[Stored records]

-- -- --

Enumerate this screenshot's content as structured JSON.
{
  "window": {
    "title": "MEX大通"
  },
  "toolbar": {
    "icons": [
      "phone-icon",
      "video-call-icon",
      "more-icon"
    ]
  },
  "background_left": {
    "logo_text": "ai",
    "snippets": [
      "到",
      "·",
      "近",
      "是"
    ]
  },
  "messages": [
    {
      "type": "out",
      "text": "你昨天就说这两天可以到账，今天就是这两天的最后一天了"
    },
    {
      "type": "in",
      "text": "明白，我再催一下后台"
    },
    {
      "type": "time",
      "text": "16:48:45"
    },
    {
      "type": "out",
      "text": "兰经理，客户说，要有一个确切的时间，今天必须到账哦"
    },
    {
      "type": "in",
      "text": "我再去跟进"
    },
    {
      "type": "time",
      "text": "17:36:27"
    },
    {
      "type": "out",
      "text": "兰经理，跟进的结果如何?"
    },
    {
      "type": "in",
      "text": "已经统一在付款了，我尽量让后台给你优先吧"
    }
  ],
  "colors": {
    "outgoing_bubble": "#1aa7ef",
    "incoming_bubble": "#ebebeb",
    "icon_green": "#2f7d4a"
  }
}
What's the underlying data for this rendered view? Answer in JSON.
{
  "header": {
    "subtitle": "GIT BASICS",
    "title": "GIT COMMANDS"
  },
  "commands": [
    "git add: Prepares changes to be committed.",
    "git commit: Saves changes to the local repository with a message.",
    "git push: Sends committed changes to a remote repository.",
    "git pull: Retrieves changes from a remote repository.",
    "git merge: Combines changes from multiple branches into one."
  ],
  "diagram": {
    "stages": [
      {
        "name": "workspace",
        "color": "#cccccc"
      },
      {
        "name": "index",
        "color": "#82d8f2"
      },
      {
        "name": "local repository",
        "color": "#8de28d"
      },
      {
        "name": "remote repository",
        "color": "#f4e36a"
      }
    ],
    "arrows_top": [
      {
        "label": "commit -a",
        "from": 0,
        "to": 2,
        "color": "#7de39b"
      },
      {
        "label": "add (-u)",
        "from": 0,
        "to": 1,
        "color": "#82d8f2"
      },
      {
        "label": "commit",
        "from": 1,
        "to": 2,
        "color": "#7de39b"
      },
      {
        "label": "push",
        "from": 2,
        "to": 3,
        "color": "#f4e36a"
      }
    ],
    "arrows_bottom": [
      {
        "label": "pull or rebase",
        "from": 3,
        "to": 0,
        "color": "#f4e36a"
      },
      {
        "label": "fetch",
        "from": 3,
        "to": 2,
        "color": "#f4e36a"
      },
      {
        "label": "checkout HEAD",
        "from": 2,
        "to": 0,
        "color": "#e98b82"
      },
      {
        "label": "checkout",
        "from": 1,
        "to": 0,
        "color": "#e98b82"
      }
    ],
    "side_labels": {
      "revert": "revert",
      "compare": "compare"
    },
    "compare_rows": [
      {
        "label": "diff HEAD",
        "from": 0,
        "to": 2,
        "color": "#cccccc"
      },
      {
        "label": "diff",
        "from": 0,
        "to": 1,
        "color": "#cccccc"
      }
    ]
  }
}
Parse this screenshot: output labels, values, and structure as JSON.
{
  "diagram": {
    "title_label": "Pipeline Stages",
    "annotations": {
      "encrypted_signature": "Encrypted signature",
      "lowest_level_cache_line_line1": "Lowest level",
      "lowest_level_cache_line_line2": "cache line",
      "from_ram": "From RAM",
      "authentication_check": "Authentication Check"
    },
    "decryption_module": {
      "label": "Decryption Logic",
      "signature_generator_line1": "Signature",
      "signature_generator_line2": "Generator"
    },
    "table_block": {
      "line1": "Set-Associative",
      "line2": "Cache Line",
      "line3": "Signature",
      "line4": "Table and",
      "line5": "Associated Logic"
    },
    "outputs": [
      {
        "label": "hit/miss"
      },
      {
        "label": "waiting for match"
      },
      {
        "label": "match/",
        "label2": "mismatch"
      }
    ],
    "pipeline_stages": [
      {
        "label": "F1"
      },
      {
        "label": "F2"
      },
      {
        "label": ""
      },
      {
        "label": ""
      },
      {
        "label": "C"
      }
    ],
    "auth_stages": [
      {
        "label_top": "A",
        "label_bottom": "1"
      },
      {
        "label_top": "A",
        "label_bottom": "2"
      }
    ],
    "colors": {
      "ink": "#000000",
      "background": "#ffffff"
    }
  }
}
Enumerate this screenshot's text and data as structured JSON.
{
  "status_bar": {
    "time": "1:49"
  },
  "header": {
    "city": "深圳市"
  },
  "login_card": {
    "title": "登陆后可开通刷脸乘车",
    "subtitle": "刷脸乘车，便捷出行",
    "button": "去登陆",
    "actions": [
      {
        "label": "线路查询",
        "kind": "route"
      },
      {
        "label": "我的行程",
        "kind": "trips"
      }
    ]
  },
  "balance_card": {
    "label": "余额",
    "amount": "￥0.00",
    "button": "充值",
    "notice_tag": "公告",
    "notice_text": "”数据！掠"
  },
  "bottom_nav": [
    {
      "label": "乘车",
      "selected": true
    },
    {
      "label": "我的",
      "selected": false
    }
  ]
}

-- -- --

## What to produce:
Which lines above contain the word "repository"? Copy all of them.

## Result of the task:
    "git commit: Saves changes to the local repository with a message.",
    "git push: Sends committed changes to a remote repository.",
    "git pull: Retrieves changes from a remote repository.",
        "name": "local repository",
        "name": "remote repository",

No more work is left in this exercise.